● Data supplied:
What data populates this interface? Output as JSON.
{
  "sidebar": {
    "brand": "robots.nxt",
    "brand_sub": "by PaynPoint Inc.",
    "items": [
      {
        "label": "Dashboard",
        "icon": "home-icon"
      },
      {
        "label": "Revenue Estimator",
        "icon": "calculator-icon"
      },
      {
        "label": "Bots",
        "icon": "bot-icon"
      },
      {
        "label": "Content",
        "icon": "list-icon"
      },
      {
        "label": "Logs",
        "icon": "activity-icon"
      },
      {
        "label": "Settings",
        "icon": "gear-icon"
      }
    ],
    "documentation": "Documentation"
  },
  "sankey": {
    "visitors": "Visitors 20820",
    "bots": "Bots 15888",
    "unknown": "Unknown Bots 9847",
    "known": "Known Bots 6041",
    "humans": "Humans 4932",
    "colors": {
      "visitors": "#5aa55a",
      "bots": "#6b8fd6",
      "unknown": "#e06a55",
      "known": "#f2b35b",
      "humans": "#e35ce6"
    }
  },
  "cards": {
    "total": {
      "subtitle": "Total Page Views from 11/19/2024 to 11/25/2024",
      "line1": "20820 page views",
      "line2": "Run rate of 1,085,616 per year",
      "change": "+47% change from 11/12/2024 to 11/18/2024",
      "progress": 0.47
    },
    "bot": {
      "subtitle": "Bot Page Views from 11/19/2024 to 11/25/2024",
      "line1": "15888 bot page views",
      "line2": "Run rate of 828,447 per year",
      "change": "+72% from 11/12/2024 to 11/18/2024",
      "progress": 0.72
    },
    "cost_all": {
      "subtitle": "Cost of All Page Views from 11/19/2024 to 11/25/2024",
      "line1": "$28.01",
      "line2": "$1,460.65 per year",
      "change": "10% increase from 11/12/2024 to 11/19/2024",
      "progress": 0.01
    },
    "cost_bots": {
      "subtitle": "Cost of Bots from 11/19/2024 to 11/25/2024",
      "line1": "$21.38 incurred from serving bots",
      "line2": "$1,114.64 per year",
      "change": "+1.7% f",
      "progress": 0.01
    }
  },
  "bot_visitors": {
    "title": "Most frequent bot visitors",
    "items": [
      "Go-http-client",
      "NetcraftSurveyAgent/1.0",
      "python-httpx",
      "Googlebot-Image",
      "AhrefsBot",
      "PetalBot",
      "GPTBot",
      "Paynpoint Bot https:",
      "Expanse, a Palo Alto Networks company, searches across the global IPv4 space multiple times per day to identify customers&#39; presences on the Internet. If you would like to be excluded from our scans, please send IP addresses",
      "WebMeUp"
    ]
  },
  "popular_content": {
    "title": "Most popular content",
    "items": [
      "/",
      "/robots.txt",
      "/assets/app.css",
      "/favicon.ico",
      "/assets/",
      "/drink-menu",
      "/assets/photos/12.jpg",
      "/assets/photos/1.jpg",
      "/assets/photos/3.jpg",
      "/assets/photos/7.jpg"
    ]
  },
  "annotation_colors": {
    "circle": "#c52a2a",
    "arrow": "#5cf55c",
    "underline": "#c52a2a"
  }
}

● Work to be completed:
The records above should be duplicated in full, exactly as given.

● Answer:
What data populates this interface? Output as JSON.
{
  "sidebar": {
    "brand": "robots.nxt",
    "brand_sub": "by PaynPoint Inc.",
    "items": [
      {
        "label": "Dashboard",
        "icon": "home-icon"
      },
      {
        "label": "Revenue Estimator",
        "icon": "calculator-icon"
      },
      {
        "label": "Bots",
        "icon": "bot-icon"
      },
      {
        "label": "Content",
        "icon": "list-icon"
      },
      {
        "label": "Logs",
        "icon": "activity-icon"
      },
      {
        "label": "Settings",
        "icon": "gear-icon"
      }
    ],
    "documentation": "Documentation"
  },
  "sankey": {
    "visitors": "Visitors 20820",
    "bots": "Bots 15888",
    "unknown": "Unknown Bots 9847",
    "known": "Known Bots 6041",
    "humans": "Humans 4932",
    "colors": {
      "visitors": "#5aa55a",
      "bots": "#6b8fd6",
      "unknown": "#e06a55",
      "known": "#f2b35b",
      "humans": "#e35ce6"
    }
  },
  "cards": {
    "total": {
      "subtitle": "Total Page Views from 11/19/2024 to 11/25/2024",
      "line1": "20820 page views",
      "line2": "Run rate of 1,085,616 per year",
      "change": "+47% change from 11/12/2024 to 11/18/2024",
      "progress": 0.47
    },
    "bot": {
      "subtitle": "Bot Page Views from 11/19/2024 to 11/25/2024",
      "line1": "15888 bot page views",
      "line2": "Run rate of 828,447 per year",
      "change": "+72% from 11/12/2024 to 11/18/2024",
      "progress": 0.72
    },
    "cost_all": {
      "subtitle": "Cost of All Page Views from 11/19/2024 to 11/25/2024",
      "line1": "$28.01",
      "line2": "$1,460.65 per year",
      "change": "10% increase from 11/12/2024 to 11/19/2024",
      "progress": 0.01
    },
    "cost_bots": {
      "subtitle": "Cost of Bots from 11/19/2024 to 11/25/2024",
      "line1": "$21.38 incurred from serving bots",
      "line2": "$1,114.64 per year",
      "change": "+1.7% f",
      "progress": 0.01
    }
  },
  "bot_visitors": {
    "title": "Most frequent bot visitors",
    "items": [
      "Go-http-client",
      "NetcraftSurveyAgent/1.0",
      "python-httpx",
      "Googlebot-Image",
      "AhrefsBot",
      "PetalBot",
      "GPTBot",
      "Paynpoint Bot https:",
      "Expanse, a Palo Alto Networks company, searches across the global IPv4 space multiple times per day to identify customers&#39; presences on the Internet. If you would like to be excluded from our scans, please send IP addresses",
      "WebMeUp"
    ]
  },
  "popular_content": {
    "title": "Most popular content",
    "items": [
      "/",
      "/robots.txt",
      "/assets/app.css",
      "/favicon.ico",
      "/assets/",
      "/drink-menu",
      "/assets/photos/12.jpg",
      "/assets/photos/1.jpg",
      "/assets/photos/3.jpg",
      "/assets/photos/7.jpg"
    ]
  },
  "annotation_colors": {
    "circle": "#c52a2a",
    "arrow": "#5cf55c",
    "underline": "#c52a2a"
  }
}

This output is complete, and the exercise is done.